Someone was yelling—
“Run for it, kid! Get out of—aaaiigh!”
Chase panicked and ran, bolting mindlessly through the woods. His boots were still untied, his shirt still open, flapping behind him as he tore through the brush and trees. He could still hear the fight raging behind him. The shouts were incomprehensible now, though the yells and roars and gunfire crackled furiously in the air.
He tripped on a bootlace, fell flat on his face, but was up and running again without remembering getting back to his feet.
He ran into a thicket too dense to get through and turned, running now in a different direction. He wasn’t sure, but the sounds of the fight seemed to be dying away. Whether because the terrifying dinosaurs had been driven off or the camp completely over-run, he didn’t know. But he kept running. Unlike the others, he didn’t have a weapon, nothing to fight with, no way to help.
He kept running.
After several minutes he realized he could no longer hear the sound of gunfire. He wasn’t sure if the team had stopped shooting or if he’d just run too far to hear it. But he didn’t waste time trying to figure it out. His legs were in full-flight mode and he was still running as hard as he could. He splashed through a small stream, then turned and ran along what seemed to be a trail, just visible in the starlight. He was slowly regaining his night vision, the stars providing just enough light to pick out trees and rocks and stumps blocking his way.

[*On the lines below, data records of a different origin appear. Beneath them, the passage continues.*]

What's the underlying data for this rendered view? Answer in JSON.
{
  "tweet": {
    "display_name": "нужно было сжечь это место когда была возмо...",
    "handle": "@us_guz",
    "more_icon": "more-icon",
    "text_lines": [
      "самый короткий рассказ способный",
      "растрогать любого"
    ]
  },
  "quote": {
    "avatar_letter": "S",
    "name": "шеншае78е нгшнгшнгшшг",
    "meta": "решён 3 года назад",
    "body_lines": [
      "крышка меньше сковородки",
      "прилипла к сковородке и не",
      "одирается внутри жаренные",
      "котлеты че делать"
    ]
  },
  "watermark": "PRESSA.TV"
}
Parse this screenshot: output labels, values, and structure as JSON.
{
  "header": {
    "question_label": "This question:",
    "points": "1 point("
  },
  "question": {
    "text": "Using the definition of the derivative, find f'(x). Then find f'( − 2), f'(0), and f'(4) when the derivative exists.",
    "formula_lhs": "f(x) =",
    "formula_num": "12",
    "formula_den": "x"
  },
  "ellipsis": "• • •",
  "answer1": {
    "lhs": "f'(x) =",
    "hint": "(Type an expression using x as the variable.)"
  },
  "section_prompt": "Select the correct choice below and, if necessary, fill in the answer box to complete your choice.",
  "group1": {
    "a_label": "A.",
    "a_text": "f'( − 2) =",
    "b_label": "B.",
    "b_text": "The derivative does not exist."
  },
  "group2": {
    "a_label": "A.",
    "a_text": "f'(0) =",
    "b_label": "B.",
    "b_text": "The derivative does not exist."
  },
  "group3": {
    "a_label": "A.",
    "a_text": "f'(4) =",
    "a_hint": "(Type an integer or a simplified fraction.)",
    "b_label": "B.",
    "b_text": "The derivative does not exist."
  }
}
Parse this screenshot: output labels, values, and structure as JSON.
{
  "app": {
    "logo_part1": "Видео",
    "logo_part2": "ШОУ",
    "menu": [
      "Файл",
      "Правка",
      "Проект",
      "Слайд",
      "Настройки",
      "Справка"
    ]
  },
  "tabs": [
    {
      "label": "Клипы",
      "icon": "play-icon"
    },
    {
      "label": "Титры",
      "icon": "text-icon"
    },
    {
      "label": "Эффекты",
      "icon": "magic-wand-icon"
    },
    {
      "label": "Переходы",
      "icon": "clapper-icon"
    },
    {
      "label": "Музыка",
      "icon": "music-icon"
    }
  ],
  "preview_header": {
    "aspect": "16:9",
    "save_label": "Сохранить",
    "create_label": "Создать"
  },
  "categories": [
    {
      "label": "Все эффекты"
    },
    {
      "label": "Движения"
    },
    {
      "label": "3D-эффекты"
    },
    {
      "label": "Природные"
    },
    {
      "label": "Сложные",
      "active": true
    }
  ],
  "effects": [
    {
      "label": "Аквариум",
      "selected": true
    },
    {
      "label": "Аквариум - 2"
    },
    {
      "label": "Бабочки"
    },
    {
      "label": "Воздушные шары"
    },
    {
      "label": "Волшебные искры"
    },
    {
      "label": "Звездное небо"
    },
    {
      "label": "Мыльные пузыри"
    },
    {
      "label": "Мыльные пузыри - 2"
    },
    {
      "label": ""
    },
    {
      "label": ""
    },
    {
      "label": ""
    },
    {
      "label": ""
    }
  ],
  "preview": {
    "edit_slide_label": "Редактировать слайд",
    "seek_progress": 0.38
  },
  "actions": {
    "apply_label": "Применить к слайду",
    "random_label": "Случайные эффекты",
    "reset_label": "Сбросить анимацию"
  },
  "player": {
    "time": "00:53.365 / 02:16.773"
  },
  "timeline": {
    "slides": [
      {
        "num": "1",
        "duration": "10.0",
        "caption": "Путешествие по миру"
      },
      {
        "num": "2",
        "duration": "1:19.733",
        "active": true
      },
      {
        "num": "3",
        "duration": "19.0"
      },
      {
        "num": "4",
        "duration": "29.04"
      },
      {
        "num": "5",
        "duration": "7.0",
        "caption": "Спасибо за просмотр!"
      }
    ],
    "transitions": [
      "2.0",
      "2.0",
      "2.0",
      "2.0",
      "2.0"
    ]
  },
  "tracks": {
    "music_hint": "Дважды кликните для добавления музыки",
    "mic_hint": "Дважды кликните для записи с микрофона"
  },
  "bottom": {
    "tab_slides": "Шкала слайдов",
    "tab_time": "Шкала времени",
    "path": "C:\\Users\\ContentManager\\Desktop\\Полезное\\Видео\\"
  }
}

He came to a fallen log, the remains of an enormous pine, the rotting branches rising into the air like the ribs of an ancient monster. He turned away, running slower now but still as fast as he was able. He was chuffing for breath, wheezing like a kid with asthma, and could feel the blood pounding in his hands, and ears, and feet.
After several more minutes he stopped. He looked around, spotted a tall, sweeping pine, and dove beneath the branches. The springy boughs were bent under their own weight, providing a small hollow near the trunk. He curled up against the scaly bark, breathing hard. Something snapped in the trees and he jerked his head in that direction, but … nothing seemed to be there.
He stayed alert, looking back and forth, searching for threats, but nothing seemed to be moving. The forest was still, and quiet, as if the very bugs were worried about making noise. A soft breeze rustled the leaves and—farther away—a bird mourned in the darkness. Chase heard a distant hoot—
Sounds like an owl …
—and then a cricket or two opened up. And then a few more. And more. And it wasn’t long before the forest was again ringing with the soothing, comforting chirrups of cricket song.
Like absolutely nothing’s wrong in the world and never will be.
Chase pulled his knees up to his chest and wrapped his arms around them. He was breathing easier now, and he even felt his heartbeat begin to slow a little.
His mouth began to tremble, first just a little and then more sharply. Hot tears scalded his eyes. He fought them off for a moment, but then the horror, and fear, and terror of the night overcame him.
He lowered his face to his knees and bawled like a baby.
Wow! I just love reading that! When I sat down to write it, I didn’t know what was going to happen. (I was actually writing as fast as I could, just to find out!) If you like it, check it out on my Amazon page.